Our next element is the Air element. Hermetic lore states the Air element is not a true element in and of itself. It is born, we are told, by the commingling of the Fire and Water elements. In this regard, the Air element is composed of a dominant quality taken from the Fire and Water elements, i.e., heat and moisture.

If we look at the symbol for the element Air four facts are shown to us by its symbolism:, (1) the element of course is made up of the three essentials: (2) it is of a semi-volatile nature: (3) the horizontal line across the top third of the triangle tells us that this element comes in two forms, volatile and fixed, which it got from fire and water: (4) the placement of the horizontal line in the top third of the triangle instead of its midpoint, tells us that the volatile substance is of a much lesser quantity than that of the fixed.

In the laboratory, the Air element is also considered to be made up of the dominant qualities of the two primordial elements. In truth, the task of the Air element lies in controlling the electric fluid and the magnetic fluid of the Fire and Water elements. For this reason it is said to be the true essence or consciousness of the matter with which we are working. No matter which of the three kingdoms one is working with, one can, by a correct understanding of the art, extract this double soul or consciousness from the matter being worked on.

We come now to our last element, that of the Earth. Hermetic lore also states this element, like the Air element, is not an element proper. It is in fact made up of the dominant qualities of dryness and coldness taken from the two primordial elements.

If one considers what has been said about the preceding three elements, as well as what was written about the three essentials, one will come to an inescapable conclusion: that the earth element is actually tetrapolar in nature. This is because it is made up of the action of the three preceding elements. Because of its specific quality of solidification, the other three elements have been given form. This emanation, though, is limited because with the birth of the earth element space, measure, weight, and time have been born.

Let us for a moment look at the symbol of the Earth element. This symbol also tells us four facts right away: (1) it is made up of the three essentials; (2) it is fixed because its apex points downward; (3) the horizontal line in its bottom third tell us that it comes in the two forms of volatile and fixed; (4) the placement of the horizontal line tells us that the quantity of the volatile substance is in a smaller proportion than that of the fixed.

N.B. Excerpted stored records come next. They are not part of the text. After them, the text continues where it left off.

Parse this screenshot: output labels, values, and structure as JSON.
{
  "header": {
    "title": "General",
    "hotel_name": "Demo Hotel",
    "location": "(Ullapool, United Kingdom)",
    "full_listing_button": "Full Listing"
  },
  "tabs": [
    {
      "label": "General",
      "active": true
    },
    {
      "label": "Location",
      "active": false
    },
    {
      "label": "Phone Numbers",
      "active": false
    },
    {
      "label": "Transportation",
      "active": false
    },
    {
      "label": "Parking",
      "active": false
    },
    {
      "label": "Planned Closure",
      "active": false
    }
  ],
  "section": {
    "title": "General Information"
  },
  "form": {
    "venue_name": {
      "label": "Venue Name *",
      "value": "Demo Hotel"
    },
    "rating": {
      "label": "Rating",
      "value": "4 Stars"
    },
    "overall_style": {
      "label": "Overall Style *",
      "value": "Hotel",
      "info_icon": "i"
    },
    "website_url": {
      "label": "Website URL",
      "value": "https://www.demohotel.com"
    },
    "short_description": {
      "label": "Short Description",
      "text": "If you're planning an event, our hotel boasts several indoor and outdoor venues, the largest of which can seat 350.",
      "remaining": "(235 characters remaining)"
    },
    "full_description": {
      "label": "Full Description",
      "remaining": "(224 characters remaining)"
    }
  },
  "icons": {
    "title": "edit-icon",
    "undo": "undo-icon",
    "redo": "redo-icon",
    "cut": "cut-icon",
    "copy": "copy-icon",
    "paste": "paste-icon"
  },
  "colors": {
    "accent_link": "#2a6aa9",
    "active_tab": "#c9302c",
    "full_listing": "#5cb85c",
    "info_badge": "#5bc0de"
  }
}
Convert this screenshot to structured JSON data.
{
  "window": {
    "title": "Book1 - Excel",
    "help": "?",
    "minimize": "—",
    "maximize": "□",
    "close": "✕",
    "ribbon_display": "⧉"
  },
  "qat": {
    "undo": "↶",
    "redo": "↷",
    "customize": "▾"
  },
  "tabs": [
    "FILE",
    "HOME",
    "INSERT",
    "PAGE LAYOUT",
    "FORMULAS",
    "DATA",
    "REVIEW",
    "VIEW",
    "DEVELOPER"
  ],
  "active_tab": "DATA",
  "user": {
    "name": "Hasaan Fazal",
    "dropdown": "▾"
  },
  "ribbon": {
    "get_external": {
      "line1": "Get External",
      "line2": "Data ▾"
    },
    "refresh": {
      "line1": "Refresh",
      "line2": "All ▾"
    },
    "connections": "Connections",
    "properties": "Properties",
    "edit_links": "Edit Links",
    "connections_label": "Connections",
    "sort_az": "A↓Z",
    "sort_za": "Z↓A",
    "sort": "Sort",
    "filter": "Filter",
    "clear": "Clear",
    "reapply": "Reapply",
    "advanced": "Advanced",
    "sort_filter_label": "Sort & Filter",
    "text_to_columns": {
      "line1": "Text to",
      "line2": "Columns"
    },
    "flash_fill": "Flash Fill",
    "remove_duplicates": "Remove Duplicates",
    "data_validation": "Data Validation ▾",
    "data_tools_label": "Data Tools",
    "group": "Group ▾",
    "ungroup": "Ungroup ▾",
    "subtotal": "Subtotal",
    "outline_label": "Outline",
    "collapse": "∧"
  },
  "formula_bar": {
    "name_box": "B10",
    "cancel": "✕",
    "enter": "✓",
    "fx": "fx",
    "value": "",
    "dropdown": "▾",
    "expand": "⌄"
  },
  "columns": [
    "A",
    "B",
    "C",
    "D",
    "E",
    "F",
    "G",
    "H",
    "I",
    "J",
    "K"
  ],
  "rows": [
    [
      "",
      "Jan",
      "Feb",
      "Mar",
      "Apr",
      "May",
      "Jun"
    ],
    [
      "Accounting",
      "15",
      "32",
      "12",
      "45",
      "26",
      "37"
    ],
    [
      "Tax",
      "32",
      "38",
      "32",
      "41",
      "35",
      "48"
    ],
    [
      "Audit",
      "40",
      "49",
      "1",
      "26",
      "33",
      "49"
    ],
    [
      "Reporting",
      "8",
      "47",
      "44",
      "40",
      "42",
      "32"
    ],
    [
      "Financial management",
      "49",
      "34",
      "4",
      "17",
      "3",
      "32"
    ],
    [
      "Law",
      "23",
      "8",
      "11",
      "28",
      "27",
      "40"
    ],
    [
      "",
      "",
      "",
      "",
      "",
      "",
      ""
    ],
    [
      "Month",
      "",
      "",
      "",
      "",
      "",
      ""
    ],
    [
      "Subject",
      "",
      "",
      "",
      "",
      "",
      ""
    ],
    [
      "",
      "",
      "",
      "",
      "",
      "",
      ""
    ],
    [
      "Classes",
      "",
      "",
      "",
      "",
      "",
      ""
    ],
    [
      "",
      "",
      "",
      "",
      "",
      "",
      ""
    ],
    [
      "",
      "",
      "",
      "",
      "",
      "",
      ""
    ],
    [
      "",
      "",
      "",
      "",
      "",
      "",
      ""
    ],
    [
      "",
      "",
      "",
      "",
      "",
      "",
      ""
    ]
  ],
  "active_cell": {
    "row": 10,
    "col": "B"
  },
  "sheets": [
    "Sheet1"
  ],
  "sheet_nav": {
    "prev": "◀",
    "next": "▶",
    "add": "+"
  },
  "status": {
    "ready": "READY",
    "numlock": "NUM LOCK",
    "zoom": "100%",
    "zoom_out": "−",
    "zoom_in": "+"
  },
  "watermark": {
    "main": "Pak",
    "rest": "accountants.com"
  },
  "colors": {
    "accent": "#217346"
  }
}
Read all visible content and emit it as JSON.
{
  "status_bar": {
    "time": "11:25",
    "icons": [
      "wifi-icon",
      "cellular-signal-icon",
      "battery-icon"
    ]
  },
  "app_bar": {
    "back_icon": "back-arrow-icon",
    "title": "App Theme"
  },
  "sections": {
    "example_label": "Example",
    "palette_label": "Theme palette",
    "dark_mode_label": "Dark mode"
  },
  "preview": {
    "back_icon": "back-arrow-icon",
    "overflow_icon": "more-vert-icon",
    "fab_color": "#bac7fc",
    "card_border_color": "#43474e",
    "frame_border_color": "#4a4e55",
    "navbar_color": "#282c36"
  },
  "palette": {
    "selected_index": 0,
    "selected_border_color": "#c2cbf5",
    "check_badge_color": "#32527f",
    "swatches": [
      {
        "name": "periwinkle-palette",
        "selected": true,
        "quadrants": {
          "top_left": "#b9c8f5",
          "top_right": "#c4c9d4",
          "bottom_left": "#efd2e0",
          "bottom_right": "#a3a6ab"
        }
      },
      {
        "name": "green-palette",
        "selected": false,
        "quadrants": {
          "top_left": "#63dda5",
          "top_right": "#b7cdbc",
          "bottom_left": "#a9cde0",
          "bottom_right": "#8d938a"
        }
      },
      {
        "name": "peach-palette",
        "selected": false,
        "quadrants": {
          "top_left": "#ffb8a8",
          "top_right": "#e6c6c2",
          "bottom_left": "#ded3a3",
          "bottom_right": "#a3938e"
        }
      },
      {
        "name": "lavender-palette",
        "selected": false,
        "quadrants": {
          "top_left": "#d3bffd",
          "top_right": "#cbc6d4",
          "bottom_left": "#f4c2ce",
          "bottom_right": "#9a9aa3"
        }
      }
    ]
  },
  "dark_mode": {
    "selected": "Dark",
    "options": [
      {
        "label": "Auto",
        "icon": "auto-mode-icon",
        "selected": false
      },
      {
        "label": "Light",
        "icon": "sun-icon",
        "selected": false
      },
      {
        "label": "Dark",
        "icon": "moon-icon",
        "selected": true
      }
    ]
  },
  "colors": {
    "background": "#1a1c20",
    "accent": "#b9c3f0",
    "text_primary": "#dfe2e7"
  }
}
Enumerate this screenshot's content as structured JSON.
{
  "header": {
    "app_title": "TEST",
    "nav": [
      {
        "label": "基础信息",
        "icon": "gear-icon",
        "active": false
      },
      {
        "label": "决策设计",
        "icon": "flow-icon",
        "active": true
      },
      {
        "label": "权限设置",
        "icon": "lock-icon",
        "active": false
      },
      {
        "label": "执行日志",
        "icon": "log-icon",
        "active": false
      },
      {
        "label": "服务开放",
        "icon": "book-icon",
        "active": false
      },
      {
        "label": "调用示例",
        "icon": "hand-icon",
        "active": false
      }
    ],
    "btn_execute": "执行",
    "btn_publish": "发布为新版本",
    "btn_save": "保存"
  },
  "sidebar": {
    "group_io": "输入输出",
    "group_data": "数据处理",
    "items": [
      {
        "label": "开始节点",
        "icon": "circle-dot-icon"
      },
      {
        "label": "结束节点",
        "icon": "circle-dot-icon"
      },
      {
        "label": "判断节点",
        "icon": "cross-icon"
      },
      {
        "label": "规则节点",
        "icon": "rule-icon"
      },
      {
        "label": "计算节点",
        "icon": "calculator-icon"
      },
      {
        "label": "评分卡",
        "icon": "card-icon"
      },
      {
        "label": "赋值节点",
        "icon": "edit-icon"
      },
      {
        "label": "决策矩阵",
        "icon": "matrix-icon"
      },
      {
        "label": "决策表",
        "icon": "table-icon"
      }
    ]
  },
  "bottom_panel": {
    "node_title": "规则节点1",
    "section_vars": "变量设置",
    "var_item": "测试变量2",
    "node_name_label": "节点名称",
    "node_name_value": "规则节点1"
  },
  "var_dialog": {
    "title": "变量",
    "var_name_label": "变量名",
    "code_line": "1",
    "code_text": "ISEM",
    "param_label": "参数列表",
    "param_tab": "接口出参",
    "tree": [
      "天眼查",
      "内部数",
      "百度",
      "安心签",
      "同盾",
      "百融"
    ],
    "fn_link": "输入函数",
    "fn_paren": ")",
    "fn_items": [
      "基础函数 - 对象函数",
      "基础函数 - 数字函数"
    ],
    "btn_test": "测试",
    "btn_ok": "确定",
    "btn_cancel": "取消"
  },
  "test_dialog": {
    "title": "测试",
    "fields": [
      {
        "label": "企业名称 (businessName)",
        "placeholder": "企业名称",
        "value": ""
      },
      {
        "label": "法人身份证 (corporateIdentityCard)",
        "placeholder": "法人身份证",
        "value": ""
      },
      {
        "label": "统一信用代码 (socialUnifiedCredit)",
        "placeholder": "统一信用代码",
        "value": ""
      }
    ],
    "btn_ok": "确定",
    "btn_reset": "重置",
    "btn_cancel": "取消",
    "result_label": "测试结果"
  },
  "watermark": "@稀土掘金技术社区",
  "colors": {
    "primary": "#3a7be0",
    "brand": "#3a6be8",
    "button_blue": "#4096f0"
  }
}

In the laboratory this earthly substance can be obtained from any of the three kingdoms. The proper manipulations of this substance, after the other three have been placed into it, is the beginning of the Great and the Small works.